“Yes, it’ll be fine, I’m sure,” I lie.
But I’m an introvert. Please don’t expect me to talk much?
I sigh as I see Ken and Marie’s BMW turn south out of the launch site while Roberto’s F-150 heads north.
“Roberto will follow us from the ground, taking pictures, and meet us at one of our three potential landing sites,” she says despite having said the same thing earlier when there were three of us.
I want to enjoy the view, lady. I will not attack you. Please don’t be nervous.
Roberto drives away from the launch site as we gently rise into the sharp blue sky.
The views are phenomenal. Dawn proves herself to be not only an excellent pilot but an astute judge of character. She senses my inner nature and contorts herself gracefully to meet me where I am.
“We normally save this stuff for the end of the trip, but I sense you could use a glass now?” Dawn says to me, holding a bottle of champagne in one hand, two glasses in the other, one eyebrow arched comically high.
What’s the worst thing that could happen?
“Sure,” I say after several seconds, during which the eyebrow remains raised.
“Oh, I love this song,” Dawn says.
I do too.
The bluetooth speakers have some serious competition with the sound of the wind up here, but it’s still strangely pleasant. I feel myself falling into nostalgia.
‘It was a pretty picture.
It almost made me cry.
He’s got big imagination.
It’s better than real life’.
David Byrne is a goddamn poet. I feel a tear exit my eye. Probably the wind.
Dawn dances. Whatever attraction I felt for her earlier (and why I was sorry Ken and Marie left) just quadrupled. I studiously ignore her dancing about in the tiny balloon basket.
“Come on,” she says to me, pulling me out, drawing me in. “Dance with me? It’s a gorgeous day, and thanks to Ken’s tip, I now have rent for two months.”
But…, my excuse dies before it’s born.
I step forward, take her in my arms.
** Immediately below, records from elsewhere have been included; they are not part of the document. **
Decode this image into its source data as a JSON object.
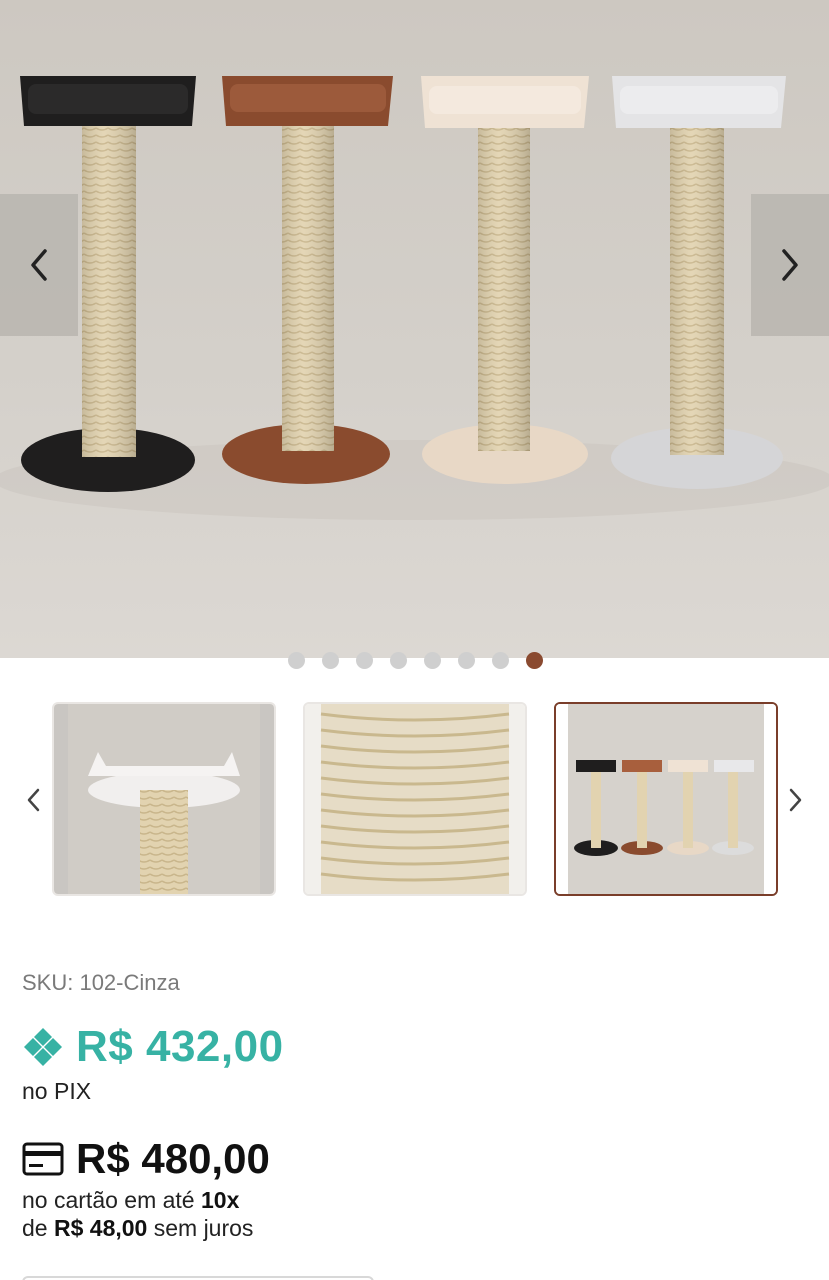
{
  "gallery": {
    "prev_icon": "chevron-left-icon",
    "next_icon": "chevron-right-icon",
    "image_count": 8,
    "active_index": 7,
    "product_colors": [
      "#1f1e1e",
      "#8a4b2e",
      "#e8d8c6",
      "#d5d5d7"
    ]
  },
  "thumbnails": {
    "prev_icon": "chevron-left-icon",
    "next_icon": "chevron-right-icon",
    "selected_index": 2,
    "selected_border_color": "#7a3e2a"
  },
  "product": {
    "sku": "SKU: 102-Cinza",
    "pix_icon": "pix-icon",
    "pix_price": "R$ 432,00",
    "pix_label": "no PIX",
    "card_icon": "credit-card-icon",
    "card_price": "R$ 480,00",
    "installments_prefix": "no cartão em até ",
    "installments_count": "10x",
    "installments_de": "de ",
    "installment_value": "R$ 48,00",
    "installments_suffix": " sem juros",
    "pix_color": "#37b2a4"
  }
}
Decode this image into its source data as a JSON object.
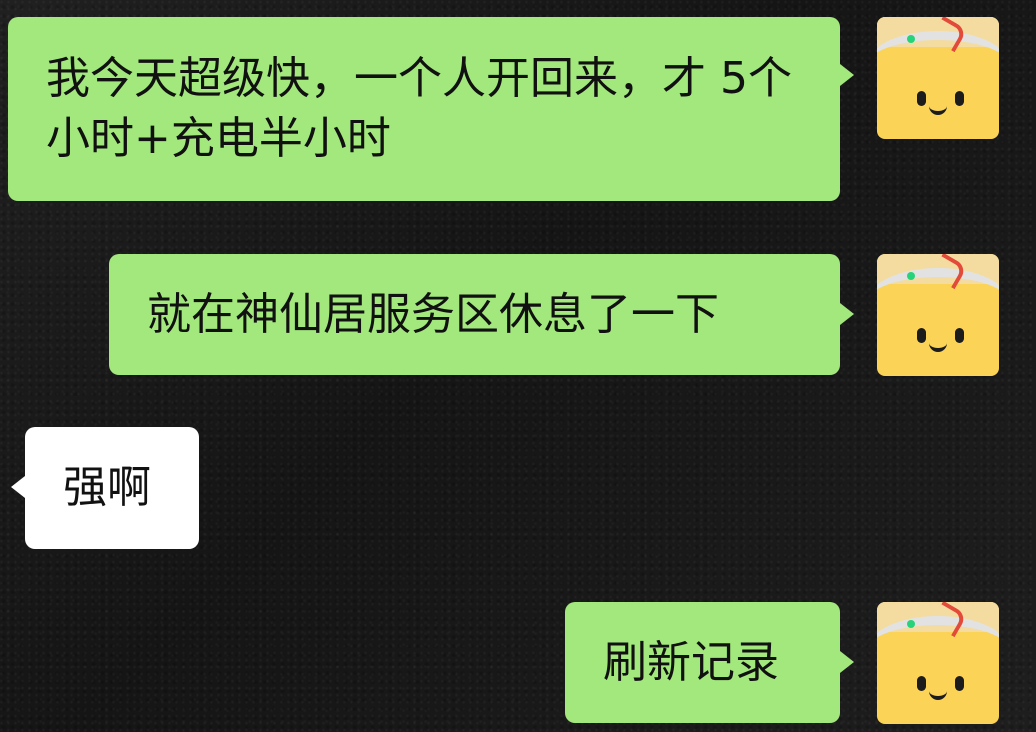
{
  "messages": [
    {
      "side": "right",
      "text": "我今天超级快，一个人开回来，才 5个小时+充电半小时",
      "avatar": "smiley-avatar-icon"
    },
    {
      "side": "right",
      "text": "就在神仙居服务区休息了一下",
      "avatar": "smiley-avatar-icon"
    },
    {
      "side": "left",
      "text": "强啊"
    },
    {
      "side": "right",
      "text": "刷新记录",
      "avatar": "smiley-avatar-icon"
    }
  ],
  "colors": {
    "my_bubble": "#a2e87c",
    "other_bubble": "#ffffff",
    "avatar_background": "#fbd457"
  }
}
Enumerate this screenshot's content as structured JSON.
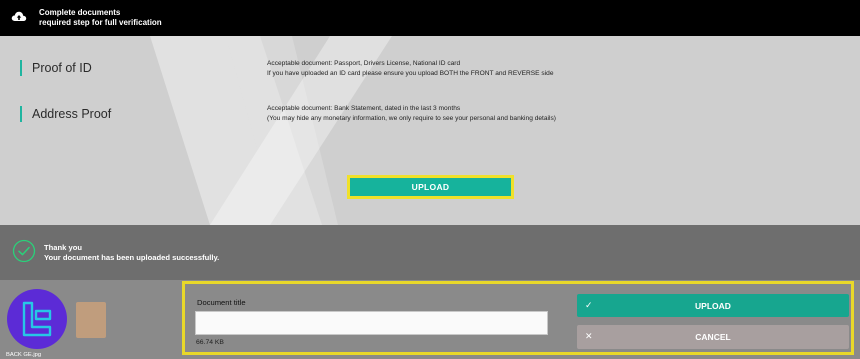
{
  "topbar": {
    "icon": "cloud-upload-icon",
    "line1": "Complete documents",
    "line2": "required step for full verification"
  },
  "sections": {
    "proof_of_id": {
      "title": "Proof of ID",
      "line1": "Acceptable document: Passport, Drivers License, National ID card",
      "line2": "If you have uploaded an ID card please ensure you upload BOTH the FRONT and REVERSE side"
    },
    "address_proof": {
      "title": "Address Proof",
      "line1": "Acceptable document: Bank Statement, dated in the last 3 months",
      "line2": "(You may hide any monetary information, we only require to see your personal and banking details)"
    }
  },
  "main_upload_label": "UPLOAD",
  "notice": {
    "icon": "check-circle-icon",
    "line1": "Thank you",
    "line2": "Your document has been uploaded successfully."
  },
  "file": {
    "logo": "broker-logo",
    "name": "BACK GE.jpg",
    "size": "66.74 KB"
  },
  "form": {
    "doc_title_label": "Document title",
    "doc_title_value": "",
    "doc_title_placeholder": "",
    "upload_label": "UPLOAD",
    "upload_icon": "check-icon",
    "cancel_label": "CANCEL",
    "cancel_icon": "close-icon"
  },
  "colors": {
    "accent": "#16b39c",
    "highlight": "#f0e12a",
    "logo": "#5c2bd6"
  }
}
She wants to lead, so I let her. Then she wordlessly passes control back to me. We move together well.
I wonder how powerful Roberto’s cameras are. What the nature of their relationship might be.
“Let’s dance some more,” she says to me. “It feels good to dance in the air, doesn’t it?”
For a guy who didn’t expect or desire a lot of conversation today, I surprise myself. We talk about everything, about the state of the world, our pasts. I’m not selling anything today. I have no agenda. So I show it all to her. Maybe I want to scare her away. Or maybe I’m tired of slinking around, suffused in shame by my past, by who I am. This is me.
I tell her about attending college in the eighties, about my time in the Air Force. She tells me about her brief stint as a fashion photographer, how she had missed the beauty of New Mexico and left New York to start a hot-air balloon company. She tells me about Roberto, how they are good friends after a failed marriage.
In the end, we show the other all our cards. Neither of us has agenda here today. We are a few years north of 50. We aren’t looking for anything permanent. By this point, we’ve told ourselves that lie so many times we believe it — almost.
I’m always doing this. Two hours with a beautiful woman, and I’m smitten. Honestly, I’ve got some peculiar addiction to love.
‘You know sometime you’re bound to leave her, but for now you’re going to stay – In the year of the cat,’ floats out her wireless speaker.
Despite myself, I want this woman. She’s adjusting the fire thingy, which keeps us afloat high in the sky.
When she turns back to me, I will kiss her, I think. If she slaps me, I will apologize profusely and return to my self-sufficient introvert default setting. I turn to soak up the magnificent view.
I feel her shifting behind me.
I turn away from the railing, but before I can do anything, she kisses me.